● **What needs to be done**:
Set down every line below, word for word.

Page and application data records:
------

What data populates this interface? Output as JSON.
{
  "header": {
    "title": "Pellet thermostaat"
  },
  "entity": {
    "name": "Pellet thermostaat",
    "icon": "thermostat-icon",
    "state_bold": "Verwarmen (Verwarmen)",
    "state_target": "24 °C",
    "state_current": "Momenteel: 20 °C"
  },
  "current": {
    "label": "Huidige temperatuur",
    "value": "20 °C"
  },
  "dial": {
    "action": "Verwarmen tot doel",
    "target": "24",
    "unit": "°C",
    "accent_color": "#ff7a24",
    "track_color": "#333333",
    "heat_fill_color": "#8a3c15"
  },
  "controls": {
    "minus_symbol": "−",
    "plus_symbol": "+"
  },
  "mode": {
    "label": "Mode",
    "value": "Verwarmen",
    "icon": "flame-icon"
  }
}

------

● **Answer section**:
What data populates this interface? Output as JSON.
{
  "header": {
    "title": "Pellet thermostaat"
  },
  "entity": {
    "name": "Pellet thermostaat",
    "icon": "thermostat-icon",
    "state_bold": "Verwarmen (Verwarmen)",
    "state_target": "24 °C",
    "state_current": "Momenteel: 20 °C"
  },
  "current": {
    "label": "Huidige temperatuur",
    "value": "20 °C"
  },
  "dial": {
    "action": "Verwarmen tot doel",
    "target": "24",
    "unit": "°C",
    "accent_color": "#ff7a24",
    "track_color": "#333333",
    "heat_fill_color": "#8a3c15"
  },
  "controls": {
    "minus_symbol": "−",
    "plus_symbol": "+"
  },
  "mode": {
    "label": "Mode",
    "value": "Verwarmen",
    "icon": "flame-icon"
  }
}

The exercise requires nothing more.